The Southern Poverty Law Center, a nonprofit that researches U.S. extremism, reported 900 bias-related incidents against minorities in the first 10 days after Trump’s election – compared to several dozen in a normal week – and found that many of the harassers invoked the then-president-elect’s name. Similarly, the Anti-Defamation League, a nonprofit that tracks anti-Semitism, recorded an 86 percent rise in anti-Semitic incidents in the first three months of 2017.
Beyond the terror that victimized communities are experiencing, I would argue that this trend reflects a deeper social change in American society.
The iceberg model of political extremism, initially developed by Ehud Shprinzak, an Israeli political scientist, can illuminate these dynamics.
Murders and other violent attacks perpetrated by U.S. far-right extremists compose the visible tip of an iceberg. The rest of this iceberg is under water and out of sight.

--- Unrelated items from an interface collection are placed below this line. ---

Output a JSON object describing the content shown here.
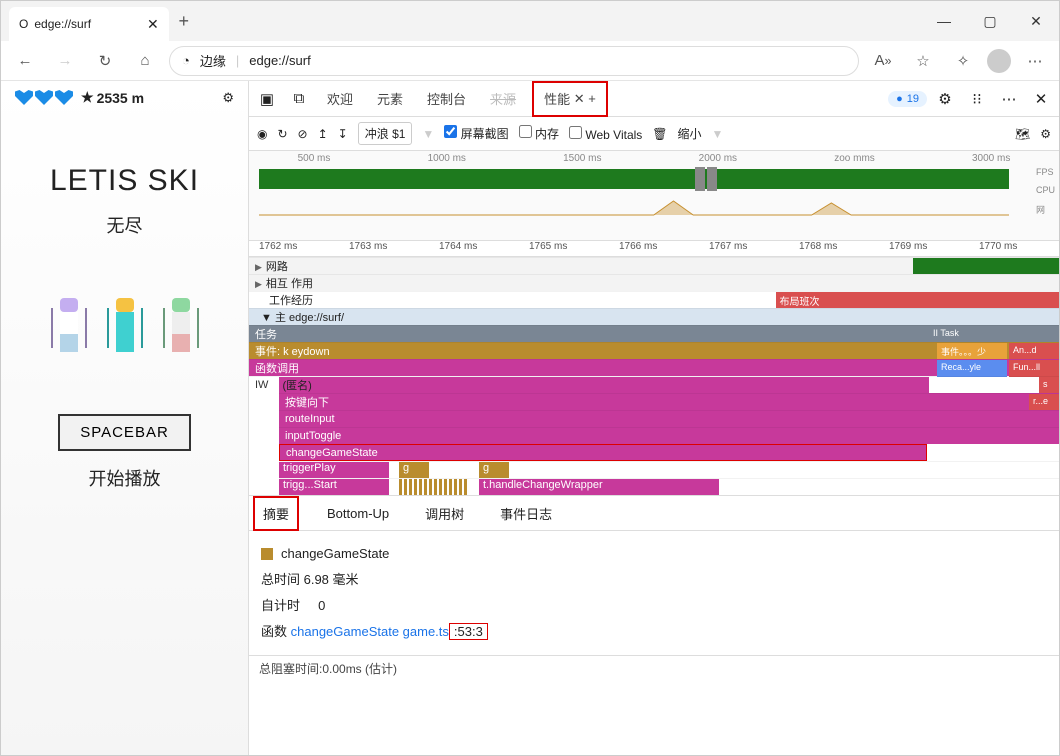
{
  "browser": {
    "tab_title": "edge://surf",
    "site_label": "边缘",
    "url": "edge://surf"
  },
  "window": {
    "min": "—",
    "max": "▢",
    "close": "✕"
  },
  "game": {
    "score_label": "2535 m",
    "title": "LETIS SKI",
    "subtitle": "无尽",
    "space_button": "SPACEBAR",
    "start_text": "开始播放"
  },
  "devtools_tabs": {
    "welcome": "欢迎",
    "elements": "元素",
    "console": "控制台",
    "sources": "来源",
    "performance": "性能",
    "perf_close": "✕",
    "perf_plus": "+",
    "issues": "19",
    "close": "✕"
  },
  "toolbar": {
    "profile_sel": "冲浪 $1",
    "screenshot": "屏幕截图",
    "memory": "内存",
    "webvitals": "Web Vitals",
    "shrink": "缩小"
  },
  "overview_ticks": [
    "500 ms",
    "1000 ms",
    "1500 ms",
    "2000 ms",
    "zoo mms",
    "3000 ms"
  ],
  "overview_labels": {
    "fps": "FPS",
    "cpu": "CPU",
    "net": "网"
  },
  "ruler": [
    "1762 ms",
    "1763 ms",
    "1764 ms",
    "1765 ms",
    "1766 ms",
    "1767 ms",
    "1768 ms",
    "1769 ms",
    "1770 ms"
  ],
  "flame": {
    "network": "网路",
    "interaction": "相互 作用",
    "work": "工作经历",
    "layout_shift": "布局班次",
    "main": "主 edge://surf/",
    "task": "任务",
    "task_right": "II Task",
    "event": "事件: k eydown",
    "event_r1": "事件。。。少",
    "event_r2": "An...d",
    "fncall": "函数调用",
    "fn_r1": "Reca...yle",
    "fn_r2": "Fun...ll",
    "anon": "(匿名)",
    "anon_r": "s",
    "down": "按键向下",
    "down_r": "r...e",
    "route": "routeInput",
    "toggle": "inputToggle",
    "change": "changeGameState",
    "trigger": "triggerPlay",
    "g1": "g",
    "g2": "g",
    "trigstart": "trigg...Start",
    "wrapper": "t.handleChangeWrapper",
    "iw": "IW"
  },
  "bottom_tabs": {
    "summary": "摘要",
    "bottomup": "Bottom-Up",
    "calltree": "调用树",
    "eventlog": "事件日志"
  },
  "summary": {
    "fn_name": "changeGameState",
    "total": "总时间 6.98 毫米",
    "self_label": "自计时",
    "self_val": "0",
    "fn_label": "函数",
    "fn_link": "changeGameState game.ts",
    "fn_pos": ":53:3"
  },
  "status": "总阻塞时间:0.00ms (估计)"
}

It includes hundreds of attacks every year that damage property and intimidate communities, such as the attempted burning in May of an African-American family’s garage in Schodack, New York. The garage was also defaced with racist graffiti.
Data my team collected at the Combating Terrorism Center at West Point show that the significant growth in far-right violence in recent years is happening at the base of the iceberg. While the main reasons for that are still not clear, it is important to remember that changes in societal norms are usually reflected in behavioral changes. Hence, it is more than reasonable to suspect that extremist individuals engage in such activities because they sense that their views are enjoying growing social legitimacy and acceptance, which is emboldening them to act on their bigotry.

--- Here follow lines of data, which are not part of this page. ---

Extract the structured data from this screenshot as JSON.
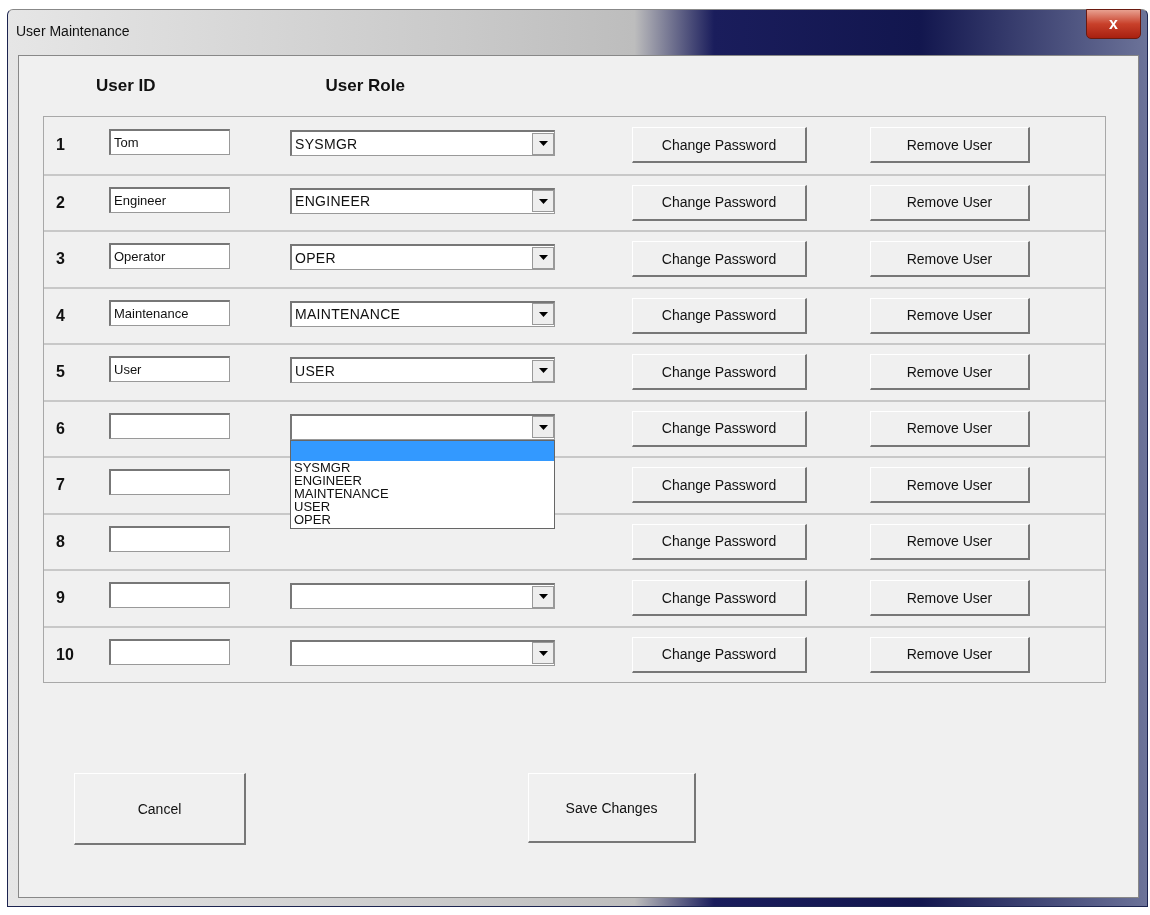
{
  "window": {
    "title": "User Maintenance",
    "close": "x"
  },
  "headers": {
    "user_id": "User ID",
    "user_role": "User Role"
  },
  "rows": [
    {
      "number": "1",
      "user_id": "Tom",
      "role_visible": true,
      "role": "SYSMGR",
      "change_password": "Change Password",
      "remove": "Remove User"
    },
    {
      "number": "2",
      "user_id": "Engineer",
      "role_visible": true,
      "role": "ENGINEER",
      "change_password": "Change Password",
      "remove": "Remove User"
    },
    {
      "number": "3",
      "user_id": "Operator",
      "role_visible": true,
      "role": "OPER",
      "change_password": "Change Password",
      "remove": "Remove User"
    },
    {
      "number": "4",
      "user_id": "Maintenance",
      "role_visible": true,
      "role": "MAINTENANCE",
      "change_password": "Change Password",
      "remove": "Remove User"
    },
    {
      "number": "5",
      "user_id": "User",
      "role_visible": true,
      "role": "USER",
      "change_password": "Change Password",
      "remove": "Remove User"
    },
    {
      "number": "6",
      "role_visible": true,
      "change_password": "Change Password",
      "remove": "Remove User",
      "dropdown": {
        "options": [
          {
            "selected": true
          },
          {
            "label": "SYSMGR",
            "selected": false
          },
          {
            "label": "ENGINEER",
            "selected": false
          },
          {
            "label": "MAINTENANCE",
            "selected": false
          },
          {
            "label": "USER",
            "selected": false
          },
          {
            "label": "OPER",
            "selected": false
          }
        ]
      }
    },
    {
      "number": "7",
      "role_visible": false,
      "change_password": "Change Password",
      "remove": "Remove User"
    },
    {
      "number": "8",
      "role_visible": false,
      "change_password": "Change Password",
      "remove": "Remove User"
    },
    {
      "number": "9",
      "role_visible": true,
      "change_password": "Change Password",
      "remove": "Remove User"
    },
    {
      "number": "10",
      "role_visible": true,
      "change_password": "Change Password",
      "remove": "Remove User"
    }
  ],
  "buttons": [
    {
      "kind": "cancel",
      "label": "Cancel"
    },
    {
      "kind": "save",
      "label": "Save Changes"
    }
  ]
}
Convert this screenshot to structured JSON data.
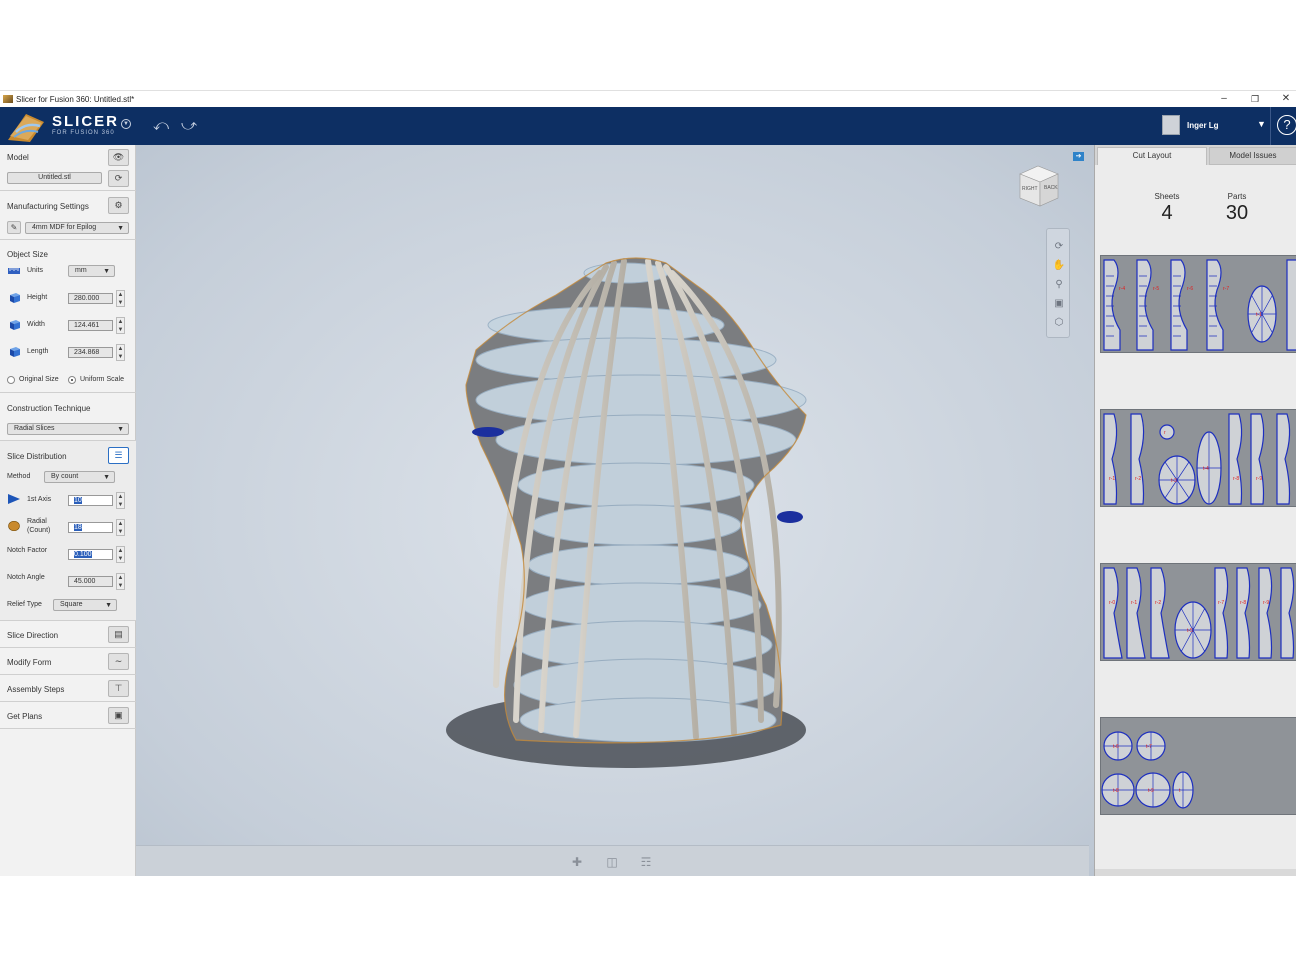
{
  "window": {
    "title": "Slicer for Fusion 360: Untitled.stl*",
    "minimize": "–",
    "restore": "❐",
    "close": "✕"
  },
  "header": {
    "logo_title": "SLICER",
    "logo_subtitle": "FOR FUSION 360",
    "user_name": "Inger Lg",
    "help": "?"
  },
  "left": {
    "model": {
      "title": "Model",
      "file": "Untitled.stl"
    },
    "manufacturing": {
      "title": "Manufacturing Settings",
      "material": "4mm MDF for Epilog"
    },
    "object_size": {
      "title": "Object Size",
      "units_label": "Units",
      "units_value": "mm",
      "height_label": "Height",
      "height_value": "280.000",
      "width_label": "Width",
      "width_value": "124.461",
      "length_label": "Length",
      "length_value": "234.868",
      "original_size": "Original Size",
      "uniform_scale": "Uniform Scale"
    },
    "construction": {
      "title": "Construction Technique",
      "value": "Radial Slices"
    },
    "slice_distribution": {
      "title": "Slice Distribution",
      "method_label": "Method",
      "method_value": "By count",
      "axis_label": "1st Axis",
      "axis_value": "10",
      "radial_label": "Radial",
      "radial_sub": "(Count)",
      "radial_value": "18",
      "notch_factor_label": "Notch Factor",
      "notch_factor_value": "0.100",
      "notch_angle_label": "Notch Angle",
      "notch_angle_value": "45.000",
      "relief_label": "Relief Type",
      "relief_value": "Square"
    },
    "slice_direction": "Slice Direction",
    "modify_form": "Modify Form",
    "assembly_steps": "Assembly Steps",
    "get_plans": "Get Plans"
  },
  "viewcube": {
    "right": "RIGHT",
    "back": "BACK"
  },
  "right": {
    "tab_cut_layout": "Cut Layout",
    "tab_model_issues": "Model Issues",
    "sheets_label": "Sheets",
    "sheets_value": "4",
    "parts_label": "Parts",
    "parts_value": "30"
  },
  "colors": {
    "header_bg": "#0d2f63",
    "sheet_bg": "#8f9398",
    "part_outline": "#1d2fbf",
    "part_label": "#e02020"
  }
}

Despite an uptick in far-right violence and the Trump administration’s plan unveiled earlier this year to increase the Department of Homeland Security budget by 6.7 percent to US$44.1 billion in 2018, the White House also proposed to cut spending for programs that fight non-Muslim domestic terrorism.
The federal government has also frozen $10 million in grants aimed at countering domestic violent extremism. This approach is bound to weaken the authorities’ power to monitor far-right groups, undercutting public safety.
How many more innocent people like Heather Heyer, who was killed in Fields’ attack – and Taliesin Myrddin Namkai-Meche and Rick Best in Seattle – have to die before the U.S. government starts taking the threat posed by violent white supremacists more seriously?
This is an updated version of an article originally published on May 28, 2017.
Arie Perliger, Director of Security Studies and Professor, University of Massachusetts Lowell
This article was originally published on The Conversation. Read the original article.